(Website and app data records)
——
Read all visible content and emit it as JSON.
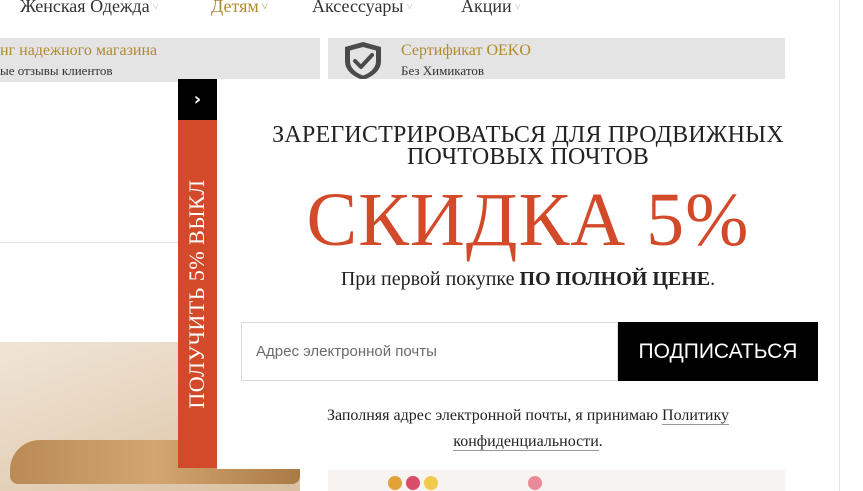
{
  "nav": {
    "items": [
      {
        "label": "Женская Одежда",
        "chevron": "˅"
      },
      {
        "label": "Детям",
        "chevron": "˅"
      },
      {
        "label": "Аксессуары",
        "chevron": "˅"
      },
      {
        "label": "Акции",
        "chevron": "˅"
      }
    ]
  },
  "info": {
    "left_title": "нг надежного магазина",
    "left_sub": "ые отзывы клиентов",
    "right_title": "Сертификат OEKO",
    "right_sub": "Без Химикатов",
    "right_icon": "shield-check-icon"
  },
  "popup": {
    "toggle_icon": "›",
    "tab_label": "ПОЛУЧИТЬ 5% ВЫКЛ",
    "heading_line1": "ЗАРЕГИСТРИРОВАТЬСЯ ДЛЯ ПРОДВИЖНЫХ",
    "heading_line2": "ПОЧТОВЫХ ПОЧТОВ",
    "discount": "СКИДКА 5%",
    "sub_prefix": "При первой покупке ",
    "sub_bold": "ПО ПОЛНОЙ ЦЕНЕ",
    "sub_suffix": ".",
    "email_placeholder": "Адрес электронной почты",
    "email_value": "",
    "subscribe_label": "ПОДПИСАТЬСЯ",
    "legal_prefix": "Заполняя адрес электронной почты, я принимаю ",
    "legal_link": "Политику конфиденциальности",
    "legal_suffix": ".",
    "accent_color": "#d24a2a"
  }
}
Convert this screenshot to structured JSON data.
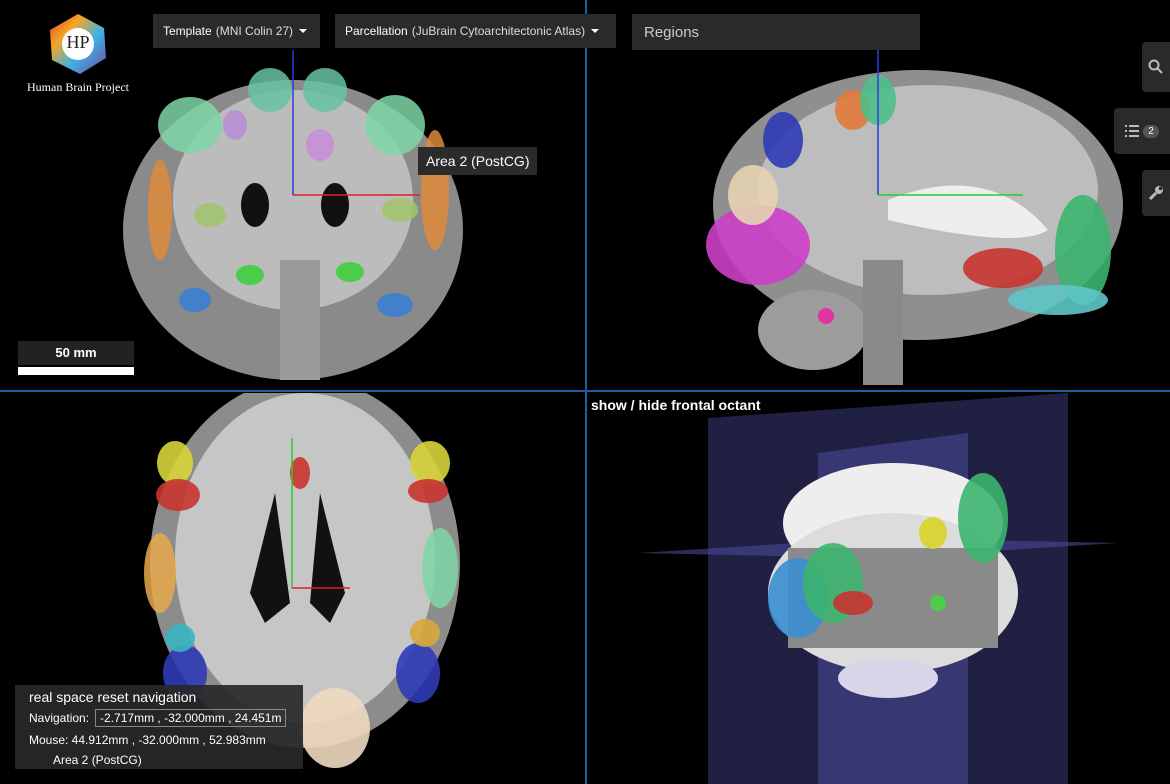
{
  "logo": {
    "mark": "HP",
    "name": "Human Brain Project"
  },
  "toolbar": {
    "template_label": "Template",
    "template_value": "(MNI Colin 27)",
    "parcellation_label": "Parcellation",
    "parcellation_value": "(JuBrain Cytoarchitectonic Atlas)",
    "regions_placeholder": "Regions"
  },
  "side_tools": {
    "search_icon": "search-icon",
    "list_icon": "list-icon",
    "list_count": "2",
    "wrench_icon": "wrench-icon"
  },
  "tooltip": "Area 2 (PostCG)",
  "scale_bar": {
    "label": "50 mm"
  },
  "octant_toggle": "show / hide frontal octant",
  "navigation": {
    "title": "real space reset navigation",
    "nav_label": "Navigation:",
    "nav_value": "-2.717mm , -32.000mm , 24.451m",
    "mouse_text": "Mouse: 44.912mm , -32.000mm , 52.983mm",
    "region": "Area 2 (PostCG)"
  },
  "colors": {
    "separator": "#1f5f9e",
    "panel_bg": "#000000",
    "control_bg": "#2a2a2a"
  }
}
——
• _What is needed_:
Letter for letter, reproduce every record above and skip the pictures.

• _Written answer_:
Read all visible content and emit it as JSON.
{
  "nav": {
    "items": [
      {
        "label": "Женская Одежда",
        "chevron": "˅"
      },
      {
        "label": "Детям",
        "chevron": "˅"
      },
      {
        "label": "Аксессуары",
        "chevron": "˅"
      },
      {
        "label": "Акции",
        "chevron": "˅"
      }
    ]
  },
  "info": {
    "left_title": "нг надежного магазина",
    "left_sub": "ые отзывы клиентов",
    "right_title": "Сертификат OEKO",
    "right_sub": "Без Химикатов",
    "right_icon": "shield-check-icon"
  },
  "popup": {
    "toggle_icon": "›",
    "tab_label": "ПОЛУЧИТЬ 5% ВЫКЛ",
    "heading_line1": "ЗАРЕГИСТРИРОВАТЬСЯ ДЛЯ ПРОДВИЖНЫХ",
    "heading_line2": "ПОЧТОВЫХ ПОЧТОВ",
    "discount": "СКИДКА 5%",
    "sub_prefix": "При первой покупке ",
    "sub_bold": "ПО ПОЛНОЙ ЦЕНЕ",
    "sub_suffix": ".",
    "email_placeholder": "Адрес электронной почты",
    "email_value": "",
    "subscribe_label": "ПОДПИСАТЬСЯ",
    "legal_prefix": "Заполняя адрес электронной почты, я принимаю ",
    "legal_link": "Политику конфиденциальности",
    "legal_suffix": ".",
    "accent_color": "#d24a2a"
  }
}
Convert this screenshot to structured JSON data.
{
  "logo": {
    "mark": "HP",
    "name": "Human Brain Project"
  },
  "toolbar": {
    "template_label": "Template",
    "template_value": "(MNI Colin 27)",
    "parcellation_label": "Parcellation",
    "parcellation_value": "(JuBrain Cytoarchitectonic Atlas)",
    "regions_placeholder": "Regions"
  },
  "side_tools": {
    "search_icon": "search-icon",
    "list_icon": "list-icon",
    "list_count": "2",
    "wrench_icon": "wrench-icon"
  },
  "tooltip": "Area 2 (PostCG)",
  "scale_bar": {
    "label": "50 mm"
  },
  "octant_toggle": "show / hide frontal octant",
  "navigation": {
    "title": "real space reset navigation",
    "nav_label": "Navigation:",
    "nav_value": "-2.717mm , -32.000mm , 24.451m",
    "mouse_text": "Mouse: 44.912mm , -32.000mm , 52.983mm",
    "region": "Area 2 (PostCG)"
  },
  "colors": {
    "separator": "#1f5f9e",
    "panel_bg": "#000000",
    "control_bg": "#2a2a2a"
  }
}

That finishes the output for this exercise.